**HOW TO COMPLETE THIS TASK**
Your task is to copy each line of the material that holds the word "warp".

**DATA RECORDS**

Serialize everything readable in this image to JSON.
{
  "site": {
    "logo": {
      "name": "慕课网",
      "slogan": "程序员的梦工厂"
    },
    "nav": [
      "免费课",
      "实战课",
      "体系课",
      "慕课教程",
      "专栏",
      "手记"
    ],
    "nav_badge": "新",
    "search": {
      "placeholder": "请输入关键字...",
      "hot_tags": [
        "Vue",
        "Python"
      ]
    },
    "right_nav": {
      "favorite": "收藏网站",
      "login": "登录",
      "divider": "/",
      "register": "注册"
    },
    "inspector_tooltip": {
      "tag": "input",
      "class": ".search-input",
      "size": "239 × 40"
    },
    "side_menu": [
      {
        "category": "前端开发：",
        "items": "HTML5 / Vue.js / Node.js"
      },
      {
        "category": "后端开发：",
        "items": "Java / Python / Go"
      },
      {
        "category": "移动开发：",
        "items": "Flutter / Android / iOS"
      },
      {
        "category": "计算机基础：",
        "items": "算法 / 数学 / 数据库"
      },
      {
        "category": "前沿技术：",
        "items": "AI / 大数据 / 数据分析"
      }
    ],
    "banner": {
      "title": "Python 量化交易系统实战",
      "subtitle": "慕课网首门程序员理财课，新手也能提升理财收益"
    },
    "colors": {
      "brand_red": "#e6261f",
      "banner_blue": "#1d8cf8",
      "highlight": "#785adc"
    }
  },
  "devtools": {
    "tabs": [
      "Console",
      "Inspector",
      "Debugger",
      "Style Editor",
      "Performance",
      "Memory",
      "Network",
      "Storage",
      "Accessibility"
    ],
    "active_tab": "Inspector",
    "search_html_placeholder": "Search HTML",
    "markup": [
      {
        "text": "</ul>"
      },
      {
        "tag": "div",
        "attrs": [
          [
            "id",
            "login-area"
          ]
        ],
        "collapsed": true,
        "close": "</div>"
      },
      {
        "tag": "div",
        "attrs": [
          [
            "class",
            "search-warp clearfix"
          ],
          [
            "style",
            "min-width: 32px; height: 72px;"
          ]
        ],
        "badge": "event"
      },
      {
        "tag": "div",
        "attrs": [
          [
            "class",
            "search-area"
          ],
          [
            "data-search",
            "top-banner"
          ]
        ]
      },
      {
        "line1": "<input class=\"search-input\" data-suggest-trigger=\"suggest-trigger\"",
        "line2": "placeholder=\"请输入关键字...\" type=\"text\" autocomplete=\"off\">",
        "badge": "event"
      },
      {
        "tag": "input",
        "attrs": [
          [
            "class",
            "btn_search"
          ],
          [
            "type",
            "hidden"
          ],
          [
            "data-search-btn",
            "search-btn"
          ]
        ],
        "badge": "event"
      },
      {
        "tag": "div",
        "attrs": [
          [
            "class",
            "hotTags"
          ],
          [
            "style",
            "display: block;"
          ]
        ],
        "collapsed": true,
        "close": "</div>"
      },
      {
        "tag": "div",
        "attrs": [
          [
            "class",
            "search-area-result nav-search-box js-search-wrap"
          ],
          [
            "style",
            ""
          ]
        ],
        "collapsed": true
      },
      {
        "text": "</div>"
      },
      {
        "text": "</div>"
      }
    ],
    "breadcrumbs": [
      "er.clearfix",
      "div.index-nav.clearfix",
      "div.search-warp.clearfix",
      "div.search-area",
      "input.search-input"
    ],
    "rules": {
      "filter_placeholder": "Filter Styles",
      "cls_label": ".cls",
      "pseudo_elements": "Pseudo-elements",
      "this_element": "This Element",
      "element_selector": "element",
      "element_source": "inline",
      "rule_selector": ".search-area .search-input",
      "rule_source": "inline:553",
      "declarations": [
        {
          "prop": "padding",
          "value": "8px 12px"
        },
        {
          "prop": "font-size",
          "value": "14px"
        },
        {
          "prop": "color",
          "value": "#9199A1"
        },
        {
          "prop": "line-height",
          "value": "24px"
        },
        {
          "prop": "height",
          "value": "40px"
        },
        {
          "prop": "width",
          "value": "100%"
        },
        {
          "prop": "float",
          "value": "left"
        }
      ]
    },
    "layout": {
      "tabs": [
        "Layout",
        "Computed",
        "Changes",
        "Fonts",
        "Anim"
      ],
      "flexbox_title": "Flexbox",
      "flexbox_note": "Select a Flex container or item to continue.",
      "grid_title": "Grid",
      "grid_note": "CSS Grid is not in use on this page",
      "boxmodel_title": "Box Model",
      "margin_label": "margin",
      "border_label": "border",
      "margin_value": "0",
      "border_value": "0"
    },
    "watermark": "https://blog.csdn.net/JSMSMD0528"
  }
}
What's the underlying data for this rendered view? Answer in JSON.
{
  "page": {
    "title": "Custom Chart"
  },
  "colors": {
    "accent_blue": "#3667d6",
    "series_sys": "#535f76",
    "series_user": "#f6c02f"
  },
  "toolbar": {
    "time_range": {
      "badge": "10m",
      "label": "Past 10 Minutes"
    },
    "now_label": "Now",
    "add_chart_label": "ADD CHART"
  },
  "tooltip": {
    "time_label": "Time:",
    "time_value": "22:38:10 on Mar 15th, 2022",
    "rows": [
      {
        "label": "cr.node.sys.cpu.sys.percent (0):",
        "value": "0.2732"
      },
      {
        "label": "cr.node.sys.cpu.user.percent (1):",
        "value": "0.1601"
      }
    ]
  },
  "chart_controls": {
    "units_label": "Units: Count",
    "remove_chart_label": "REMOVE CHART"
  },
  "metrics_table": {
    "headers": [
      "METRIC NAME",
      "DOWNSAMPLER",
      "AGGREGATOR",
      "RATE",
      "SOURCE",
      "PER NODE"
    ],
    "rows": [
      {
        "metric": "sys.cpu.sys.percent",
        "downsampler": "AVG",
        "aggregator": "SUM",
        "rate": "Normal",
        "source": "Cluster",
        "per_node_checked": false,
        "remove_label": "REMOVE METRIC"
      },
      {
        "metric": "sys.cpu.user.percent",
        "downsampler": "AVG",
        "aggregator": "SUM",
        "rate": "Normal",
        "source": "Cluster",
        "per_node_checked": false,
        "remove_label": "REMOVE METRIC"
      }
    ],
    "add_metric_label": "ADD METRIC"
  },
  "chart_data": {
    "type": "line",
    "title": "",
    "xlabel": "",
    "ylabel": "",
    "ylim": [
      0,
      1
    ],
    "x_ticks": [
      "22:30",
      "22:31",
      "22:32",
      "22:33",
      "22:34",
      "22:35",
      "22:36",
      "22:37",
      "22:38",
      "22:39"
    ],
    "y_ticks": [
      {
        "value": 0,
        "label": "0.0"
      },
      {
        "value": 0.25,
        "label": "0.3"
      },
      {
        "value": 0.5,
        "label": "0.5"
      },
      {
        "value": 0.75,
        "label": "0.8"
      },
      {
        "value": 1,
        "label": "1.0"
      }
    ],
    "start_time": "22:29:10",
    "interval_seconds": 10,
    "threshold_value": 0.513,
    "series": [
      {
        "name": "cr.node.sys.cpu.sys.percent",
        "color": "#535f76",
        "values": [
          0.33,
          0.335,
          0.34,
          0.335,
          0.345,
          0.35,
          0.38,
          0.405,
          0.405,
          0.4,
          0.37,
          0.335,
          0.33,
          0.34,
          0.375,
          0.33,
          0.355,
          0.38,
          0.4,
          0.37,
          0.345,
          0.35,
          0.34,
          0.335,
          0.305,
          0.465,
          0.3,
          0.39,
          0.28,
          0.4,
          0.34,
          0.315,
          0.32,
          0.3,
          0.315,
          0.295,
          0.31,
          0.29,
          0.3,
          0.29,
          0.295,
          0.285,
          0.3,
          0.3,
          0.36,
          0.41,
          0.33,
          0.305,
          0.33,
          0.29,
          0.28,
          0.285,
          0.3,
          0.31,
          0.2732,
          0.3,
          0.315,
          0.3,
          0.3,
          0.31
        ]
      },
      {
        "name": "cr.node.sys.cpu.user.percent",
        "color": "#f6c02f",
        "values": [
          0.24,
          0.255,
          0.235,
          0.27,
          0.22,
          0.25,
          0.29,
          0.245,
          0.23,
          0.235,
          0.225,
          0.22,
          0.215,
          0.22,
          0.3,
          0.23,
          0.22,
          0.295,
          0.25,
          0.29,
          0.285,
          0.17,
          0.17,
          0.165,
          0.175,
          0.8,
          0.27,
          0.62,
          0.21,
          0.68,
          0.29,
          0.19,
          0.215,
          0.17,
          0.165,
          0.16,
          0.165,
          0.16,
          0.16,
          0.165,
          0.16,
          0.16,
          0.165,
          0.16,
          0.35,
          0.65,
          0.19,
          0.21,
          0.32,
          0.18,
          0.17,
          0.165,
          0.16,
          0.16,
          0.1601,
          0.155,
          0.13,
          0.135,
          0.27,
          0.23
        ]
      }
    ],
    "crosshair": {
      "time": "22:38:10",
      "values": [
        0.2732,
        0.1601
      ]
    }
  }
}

**OUTPUT FOR THIS TASK**
            "search-warp clearfix"
      "div.search-warp.clearfix",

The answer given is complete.